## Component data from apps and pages
=== Section Start ===

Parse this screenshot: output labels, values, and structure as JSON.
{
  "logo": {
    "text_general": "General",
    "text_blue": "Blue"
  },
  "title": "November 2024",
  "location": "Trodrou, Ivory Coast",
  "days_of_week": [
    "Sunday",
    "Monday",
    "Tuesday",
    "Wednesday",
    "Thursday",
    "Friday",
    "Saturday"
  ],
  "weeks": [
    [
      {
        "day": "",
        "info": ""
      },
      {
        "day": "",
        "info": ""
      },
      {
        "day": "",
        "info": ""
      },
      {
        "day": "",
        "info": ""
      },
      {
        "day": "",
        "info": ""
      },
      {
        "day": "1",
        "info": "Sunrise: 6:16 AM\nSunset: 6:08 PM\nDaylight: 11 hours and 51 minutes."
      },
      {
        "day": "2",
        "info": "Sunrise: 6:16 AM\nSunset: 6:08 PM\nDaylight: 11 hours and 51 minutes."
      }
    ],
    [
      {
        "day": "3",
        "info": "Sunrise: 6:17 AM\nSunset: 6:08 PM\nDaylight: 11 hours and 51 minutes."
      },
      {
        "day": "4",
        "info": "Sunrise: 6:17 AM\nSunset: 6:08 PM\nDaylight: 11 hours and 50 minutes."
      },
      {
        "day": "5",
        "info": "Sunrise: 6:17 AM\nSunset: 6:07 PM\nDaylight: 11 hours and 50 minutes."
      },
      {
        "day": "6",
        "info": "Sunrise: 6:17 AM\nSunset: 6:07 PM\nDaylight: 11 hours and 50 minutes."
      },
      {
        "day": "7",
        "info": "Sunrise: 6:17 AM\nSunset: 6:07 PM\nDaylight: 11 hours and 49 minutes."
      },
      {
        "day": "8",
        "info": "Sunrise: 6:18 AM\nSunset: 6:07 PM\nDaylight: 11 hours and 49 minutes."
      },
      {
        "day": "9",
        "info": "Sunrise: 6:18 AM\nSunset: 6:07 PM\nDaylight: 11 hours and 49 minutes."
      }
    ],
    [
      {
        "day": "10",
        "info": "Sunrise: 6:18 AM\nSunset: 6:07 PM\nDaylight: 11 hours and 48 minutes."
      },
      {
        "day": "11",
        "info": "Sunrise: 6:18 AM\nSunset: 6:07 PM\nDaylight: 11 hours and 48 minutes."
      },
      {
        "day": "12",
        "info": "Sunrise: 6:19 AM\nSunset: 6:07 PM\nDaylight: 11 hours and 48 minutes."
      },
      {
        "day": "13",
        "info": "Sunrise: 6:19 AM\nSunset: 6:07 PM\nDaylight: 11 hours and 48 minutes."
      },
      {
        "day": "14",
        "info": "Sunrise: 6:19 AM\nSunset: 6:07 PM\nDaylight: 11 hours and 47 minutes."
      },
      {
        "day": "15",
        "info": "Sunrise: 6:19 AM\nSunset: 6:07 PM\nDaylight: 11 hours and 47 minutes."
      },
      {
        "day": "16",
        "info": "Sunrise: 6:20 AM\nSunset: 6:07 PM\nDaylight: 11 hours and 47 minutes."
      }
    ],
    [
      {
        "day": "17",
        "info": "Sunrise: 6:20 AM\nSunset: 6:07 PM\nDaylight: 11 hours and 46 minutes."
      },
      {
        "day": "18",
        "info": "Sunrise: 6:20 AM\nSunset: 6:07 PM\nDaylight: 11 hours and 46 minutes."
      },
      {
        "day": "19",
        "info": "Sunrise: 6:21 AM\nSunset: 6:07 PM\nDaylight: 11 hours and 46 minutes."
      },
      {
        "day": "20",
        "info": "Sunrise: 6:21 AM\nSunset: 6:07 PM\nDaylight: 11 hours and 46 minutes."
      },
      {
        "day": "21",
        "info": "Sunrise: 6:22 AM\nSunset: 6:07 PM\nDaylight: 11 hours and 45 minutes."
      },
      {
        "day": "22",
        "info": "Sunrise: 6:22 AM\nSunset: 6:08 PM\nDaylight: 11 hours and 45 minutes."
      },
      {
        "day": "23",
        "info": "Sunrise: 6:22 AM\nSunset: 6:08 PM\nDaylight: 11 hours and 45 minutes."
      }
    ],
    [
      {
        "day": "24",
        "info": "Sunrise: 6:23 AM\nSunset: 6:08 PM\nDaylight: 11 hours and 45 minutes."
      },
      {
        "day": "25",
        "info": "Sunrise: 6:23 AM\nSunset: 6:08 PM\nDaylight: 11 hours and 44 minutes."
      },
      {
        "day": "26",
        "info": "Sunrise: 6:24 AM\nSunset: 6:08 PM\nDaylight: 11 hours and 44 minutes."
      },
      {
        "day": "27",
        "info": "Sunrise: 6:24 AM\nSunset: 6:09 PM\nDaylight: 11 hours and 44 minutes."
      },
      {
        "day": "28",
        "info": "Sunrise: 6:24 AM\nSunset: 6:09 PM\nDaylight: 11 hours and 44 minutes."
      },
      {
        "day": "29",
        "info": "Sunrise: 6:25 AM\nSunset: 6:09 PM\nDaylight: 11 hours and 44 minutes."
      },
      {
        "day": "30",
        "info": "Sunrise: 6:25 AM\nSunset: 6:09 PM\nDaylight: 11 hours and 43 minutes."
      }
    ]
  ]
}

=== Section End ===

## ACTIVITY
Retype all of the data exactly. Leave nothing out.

## ANSWER SECTION
Parse this screenshot: output labels, values, and structure as JSON.
{
  "logo": {
    "text_general": "General",
    "text_blue": "Blue"
  },
  "title": "November 2024",
  "location": "Trodrou, Ivory Coast",
  "days_of_week": [
    "Sunday",
    "Monday",
    "Tuesday",
    "Wednesday",
    "Thursday",
    "Friday",
    "Saturday"
  ],
  "weeks": [
    [
      {
        "day": "",
        "info": ""
      },
      {
        "day": "",
        "info": ""
      },
      {
        "day": "",
        "info": ""
      },
      {
        "day": "",
        "info": ""
      },
      {
        "day": "",
        "info": ""
      },
      {
        "day": "1",
        "info": "Sunrise: 6:16 AM\nSunset: 6:08 PM\nDaylight: 11 hours and 51 minutes."
      },
      {
        "day": "2",
        "info": "Sunrise: 6:16 AM\nSunset: 6:08 PM\nDaylight: 11 hours and 51 minutes."
      }
    ],
    [
      {
        "day": "3",
        "info": "Sunrise: 6:17 AM\nSunset: 6:08 PM\nDaylight: 11 hours and 51 minutes."
      },
      {
        "day": "4",
        "info": "Sunrise: 6:17 AM\nSunset: 6:08 PM\nDaylight: 11 hours and 50 minutes."
      },
      {
        "day": "5",
        "info": "Sunrise: 6:17 AM\nSunset: 6:07 PM\nDaylight: 11 hours and 50 minutes."
      },
      {
        "day": "6",
        "info": "Sunrise: 6:17 AM\nSunset: 6:07 PM\nDaylight: 11 hours and 50 minutes."
      },
      {
        "day": "7",
        "info": "Sunrise: 6:17 AM\nSunset: 6:07 PM\nDaylight: 11 hours and 49 minutes."
      },
      {
        "day": "8",
        "info": "Sunrise: 6:18 AM\nSunset: 6:07 PM\nDaylight: 11 hours and 49 minutes."
      },
      {
        "day": "9",
        "info": "Sunrise: 6:18 AM\nSunset: 6:07 PM\nDaylight: 11 hours and 49 minutes."
      }
    ],
    [
      {
        "day": "10",
        "info": "Sunrise: 6:18 AM\nSunset: 6:07 PM\nDaylight: 11 hours and 48 minutes."
      },
      {
        "day": "11",
        "info": "Sunrise: 6:18 AM\nSunset: 6:07 PM\nDaylight: 11 hours and 48 minutes."
      },
      {
        "day": "12",
        "info": "Sunrise: 6:19 AM\nSunset: 6:07 PM\nDaylight: 11 hours and 48 minutes."
      },
      {
        "day": "13",
        "info": "Sunrise: 6:19 AM\nSunset: 6:07 PM\nDaylight: 11 hours and 48 minutes."
      },
      {
        "day": "14",
        "info": "Sunrise: 6:19 AM\nSunset: 6:07 PM\nDaylight: 11 hours and 47 minutes."
      },
      {
        "day": "15",
        "info": "Sunrise: 6:19 AM\nSunset: 6:07 PM\nDaylight: 11 hours and 47 minutes."
      },
      {
        "day": "16",
        "info": "Sunrise: 6:20 AM\nSunset: 6:07 PM\nDaylight: 11 hours and 47 minutes."
      }
    ],
    [
      {
        "day": "17",
        "info": "Sunrise: 6:20 AM\nSunset: 6:07 PM\nDaylight: 11 hours and 46 minutes."
      },
      {
        "day": "18",
        "info": "Sunrise: 6:20 AM\nSunset: 6:07 PM\nDaylight: 11 hours and 46 minutes."
      },
      {
        "day": "19",
        "info": "Sunrise: 6:21 AM\nSunset: 6:07 PM\nDaylight: 11 hours and 46 minutes."
      },
      {
        "day": "20",
        "info": "Sunrise: 6:21 AM\nSunset: 6:07 PM\nDaylight: 11 hours and 46 minutes."
      },
      {
        "day": "21",
        "info": "Sunrise: 6:22 AM\nSunset: 6:07 PM\nDaylight: 11 hours and 45 minutes."
      },
      {
        "day": "22",
        "info": "Sunrise: 6:22 AM\nSunset: 6:08 PM\nDaylight: 11 hours and 45 minutes."
      },
      {
        "day": "23",
        "info": "Sunrise: 6:22 AM\nSunset: 6:08 PM\nDaylight: 11 hours and 45 minutes."
      }
    ],
    [
      {
        "day": "24",
        "info": "Sunrise: 6:23 AM\nSunset: 6:08 PM\nDaylight: 11 hours and 45 minutes."
      },
      {
        "day": "25",
        "info": "Sunrise: 6:23 AM\nSunset: 6:08 PM\nDaylight: 11 hours and 44 minutes."
      },
      {
        "day": "26",
        "info": "Sunrise: 6:24 AM\nSunset: 6:08 PM\nDaylight: 11 hours and 44 minutes."
      },
      {
        "day": "27",
        "info": "Sunrise: 6:24 AM\nSunset: 6:09 PM\nDaylight: 11 hours and 44 minutes."
      },
      {
        "day": "28",
        "info": "Sunrise: 6:24 AM\nSunset: 6:09 PM\nDaylight: 11 hours and 44 minutes."
      },
      {
        "day": "29",
        "info": "Sunrise: 6:25 AM\nSunset: 6:09 PM\nDaylight: 11 hours and 44 minutes."
      },
      {
        "day": "30",
        "info": "Sunrise: 6:25 AM\nSunset: 6:09 PM\nDaylight: 11 hours and 43 minutes."
      }
    ]
  ]
}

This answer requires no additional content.